We profiled the practice of femto-photography in an earlier RedShark article, but here's a quick refresher: femto-photography involves shooting individual photon packets (emitted at a duration under one hundred picoseconds) and measuring the light information as the packets scatter. Back in 2012, the top achieved frame rate for such a camera was around 1 trillion frames per second.
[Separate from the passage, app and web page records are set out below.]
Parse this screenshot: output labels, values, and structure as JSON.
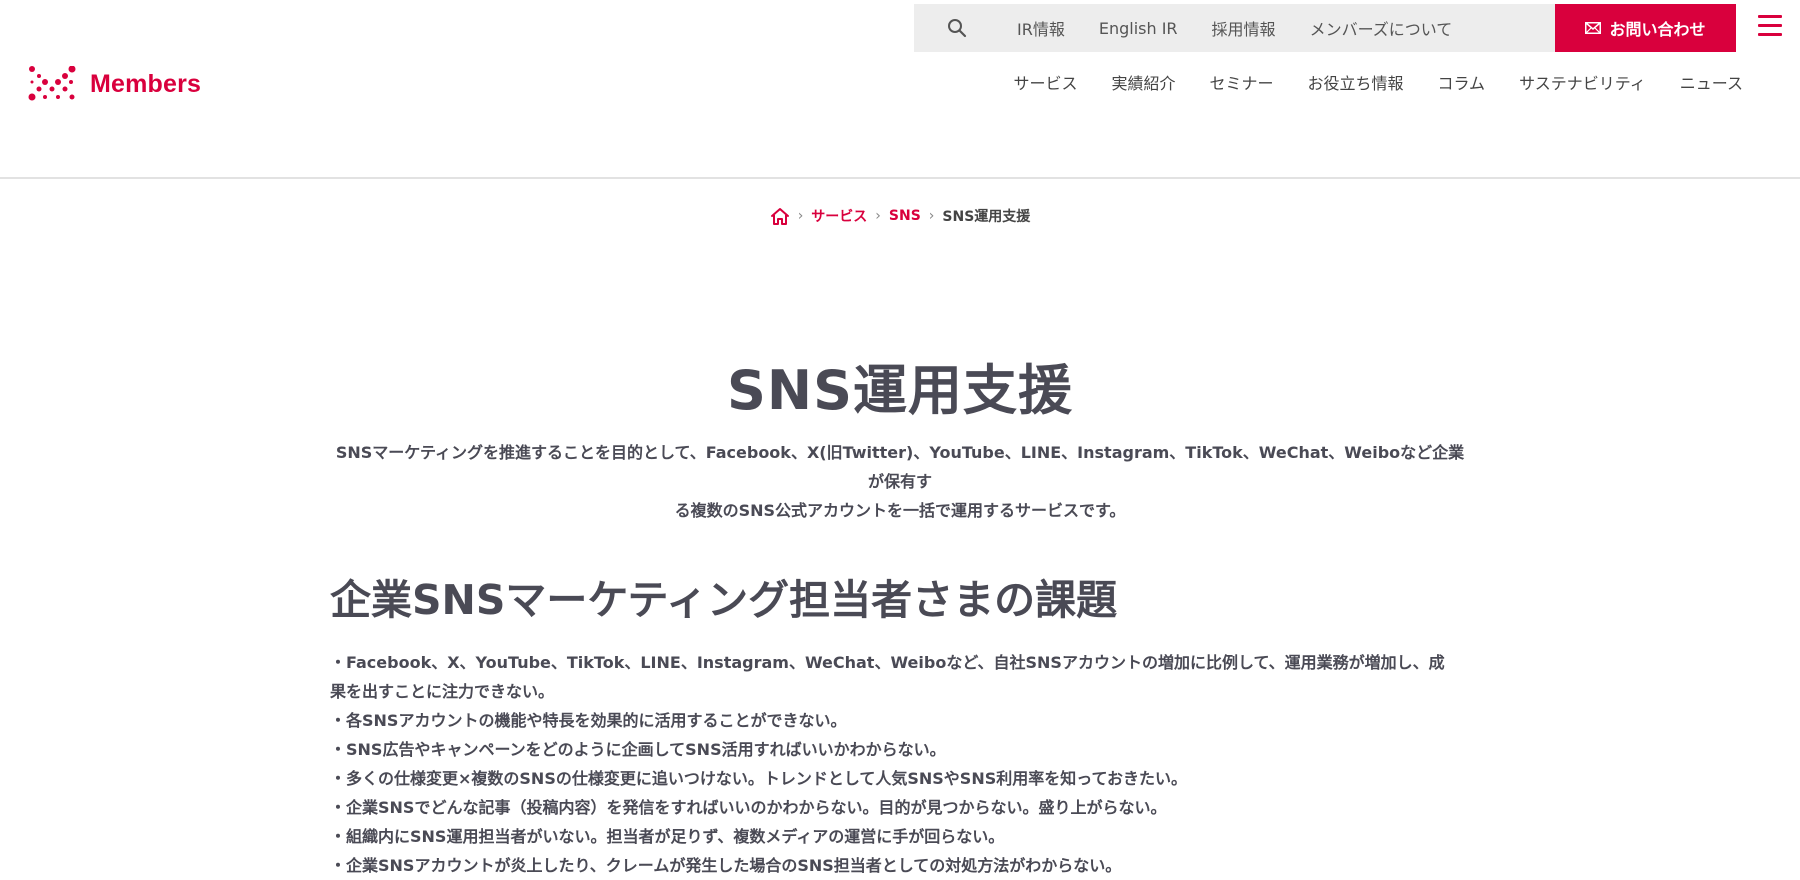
{
  "header": {
    "logo_text": "Members",
    "brand_color": "#d9003d",
    "utility_nav": [
      {
        "label": "IR情報"
      },
      {
        "label": "English IR"
      },
      {
        "label": "採用情報"
      },
      {
        "label": "メンバーズについて"
      }
    ],
    "contact_label": "お問い合わせ",
    "search_icon": "search-icon",
    "menu_icon": "hamburger-menu-icon",
    "global_nav": [
      {
        "label": "サービス"
      },
      {
        "label": "実績紹介"
      },
      {
        "label": "セミナー"
      },
      {
        "label": "お役立ち情報"
      },
      {
        "label": "コラム"
      },
      {
        "label": "サステナビリティ"
      },
      {
        "label": "ニュース"
      }
    ]
  },
  "breadcrumb": {
    "home_icon": "home-icon",
    "items": [
      {
        "label": "サービス"
      },
      {
        "label": "SNS"
      }
    ],
    "current": "SNS運用支援"
  },
  "main": {
    "title": "SNS運用支援",
    "lead_line1": "SNSマーケティングを推進することを目的として、Facebook、X(旧Twitter)、YouTube、LINE、Instagram、TikTok、WeChat、Weiboなど企業が保有す",
    "lead_line2": "る複数のSNS公式アカウントを一括で運用するサービスです。",
    "section_heading": "企業SNSマーケティング担当者さまの課題",
    "issues": [
      "・Facebook、X、YouTube、TikTok、LINE、Instagram、WeChat、Weiboなど、自社SNSアカウントの増加に比例して、運用業務が増加し、成果を出すことに注力できない。",
      "・各SNSアカウントの機能や特長を効果的に活用することができない。",
      "・SNS広告やキャンペーンをどのように企画してSNS活用すればいいかわからない。",
      "・多くの仕様変更×複数のSNSの仕様変更に追いつけない。トレンドとして人気SNSやSNS利用率を知っておきたい。",
      "・企業SNSでどんな記事（投稿内容）を発信をすればいいのかわからない。目的が見つからない。盛り上がらない。",
      "・組織内にSNS運用担当者がいない。担当者が足りず、複数メディアの運営に手が回らない。",
      "・企業SNSアカウントが炎上したり、クレームが発生した場合のSNS担当者としての対処方法がわからない。"
    ]
  }
}
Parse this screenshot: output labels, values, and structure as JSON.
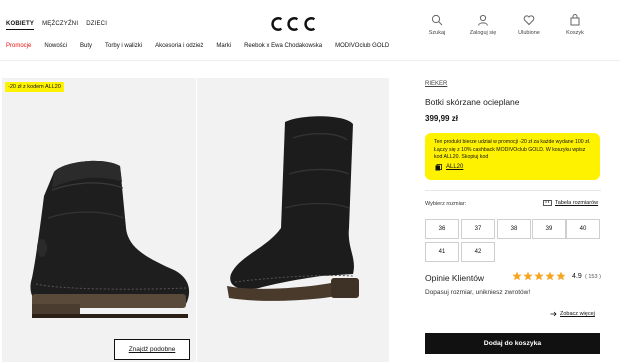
{
  "top_nav": [
    {
      "label": "KOBIETY",
      "active": true
    },
    {
      "label": "MĘŻCZYŹNI",
      "active": false
    },
    {
      "label": "DZIECI",
      "active": false
    }
  ],
  "logo": "CCC",
  "header_icons": [
    {
      "label": "Szukaj",
      "icon": "search-icon"
    },
    {
      "label": "Zaloguj się",
      "icon": "user-icon"
    },
    {
      "label": "Ulubione",
      "icon": "heart-icon"
    },
    {
      "label": "Koszyk",
      "icon": "bag-icon"
    }
  ],
  "category_nav": [
    "Promocje",
    "Nowości",
    "Buty",
    "Torby i walizki",
    "Akcesoria i odzież",
    "Marki",
    "Reebok x Ewa Chodakowska",
    "MODIVOclub GOLD"
  ],
  "gallery": {
    "promo_tag": "-20 zł z kodem ALL20",
    "find_similar": "Znajdź podobne"
  },
  "product": {
    "brand": "RIEKER",
    "name": "Botki skórzane ocieplane",
    "price": "399,99 zł",
    "promo_text": "Ten produkt bierze udział w promocji -20 zł za każde wydane 100 zł. Łączy się z 10% cashback MODIVOclub GOLD. W koszyku wpisz kod ALL20. Skopiuj kod",
    "promo_code": "ALL20",
    "size_label": "Wybierz rozmiar:",
    "size_table": "Tabela rozmiarów",
    "sizes": [
      "36",
      "37",
      "38",
      "39",
      "40",
      "41",
      "42"
    ],
    "reviews_title": "Opinie Klientów",
    "rating": "4.9",
    "rating_value": 4.9,
    "review_count": "( 153 )",
    "reviews_sub": "Dopasuj rozmiar, unikniesz zwrotów!",
    "see_more": "Zobacz więcej",
    "add_to_cart": "Dodaj do koszyka"
  },
  "colors": {
    "promo_yellow": "#fff200",
    "promo_red": "#e11111",
    "star_orange": "#f5a623",
    "cart_black": "#111111"
  }
}
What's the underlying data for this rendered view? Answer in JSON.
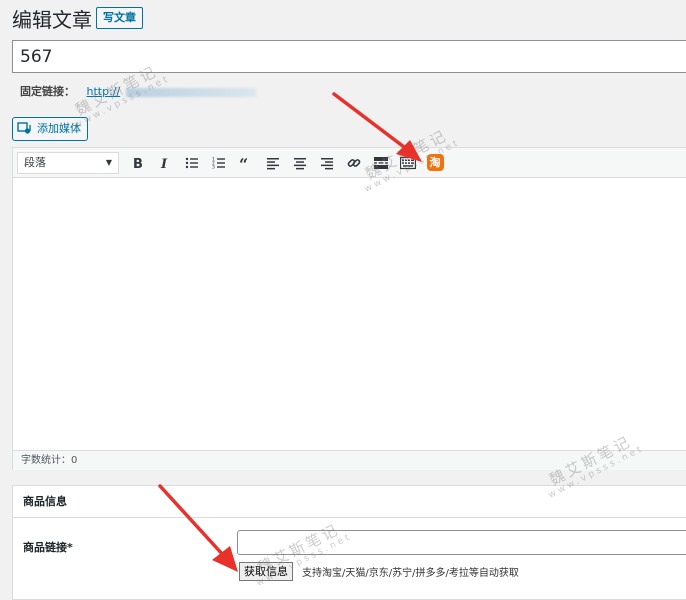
{
  "header": {
    "title": "编辑文章",
    "new_post_label": "写文章"
  },
  "post": {
    "title_value": "567",
    "permalink_label": "固定链接：",
    "permalink_url": "http://"
  },
  "add_media": {
    "label": "添加媒体"
  },
  "toolbar": {
    "format_value": "段落",
    "buttons": [
      {
        "icon": "bold-icon"
      },
      {
        "icon": "italic-icon"
      },
      {
        "icon": "bulleted-list-icon"
      },
      {
        "icon": "numbered-list-icon"
      },
      {
        "icon": "blockquote-icon"
      },
      {
        "icon": "align-left-icon"
      },
      {
        "icon": "align-center-icon"
      },
      {
        "icon": "align-right-icon"
      },
      {
        "icon": "link-icon"
      },
      {
        "icon": "read-more-icon"
      },
      {
        "icon": "toolbar-toggle-icon"
      },
      {
        "icon": "taobao-icon",
        "text": "淘"
      }
    ]
  },
  "statusbar": {
    "word_count_label": "字数统计：",
    "word_count": "0"
  },
  "product_box": {
    "title": "商品信息",
    "link_label": "商品链接*",
    "link_value": "",
    "fetch_button_label": "获取信息",
    "fetch_hint": "支持淘宝/天猫/京东/苏宁/拼多多/考拉等自动获取"
  },
  "watermark": {
    "name": "魏艾斯笔记",
    "site": "www.vpsss.net"
  },
  "colors": {
    "accent": "#0071a1",
    "annotation_arrow": "#e8312a",
    "taobao_orange": "#f2720c"
  }
}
Just two years later, research scientists, in a joint effort between the University of Tokyo and Keio University in Japan, have developed a new femto-photography camera that makes 1 trillion frames per second seem...slow. The new tech, bearing the name Sequentially Timed All-optical Mapping Photography (STAMP), utilizes an optical shutter that allows the system to capture images consecutively at under one-trillionth of a second. Previous femto-photography systems used a 'pump-probe' process, meaning the camera had to both emit the photon packets and measure the light absorption of objects. STAMP only emits the photon packet, while another instrument measures the 'probe' data.
You can forgive the lowish resolution (450 x 450 pixels) when recording video at such mind-boggling speeds. As reported by the Wall Street Journal, the STAMP camera can capture the conduction of heat, which occurs at one-sixth the speed of light.
The practical applications of such a camera would positively impact various scientific and industrial processes, although any cinematic uses for STAMP are unlikely in the short term. But as resolution and imaging of such systems improve, at some point in the future, you'll likely find yourself surfing your television's menu guide, and stumble upon a show about the impossibly fast in unbelievable slow-motion.
Check out Ramesh Raskar's 2012 TED Talk on femto-photography below.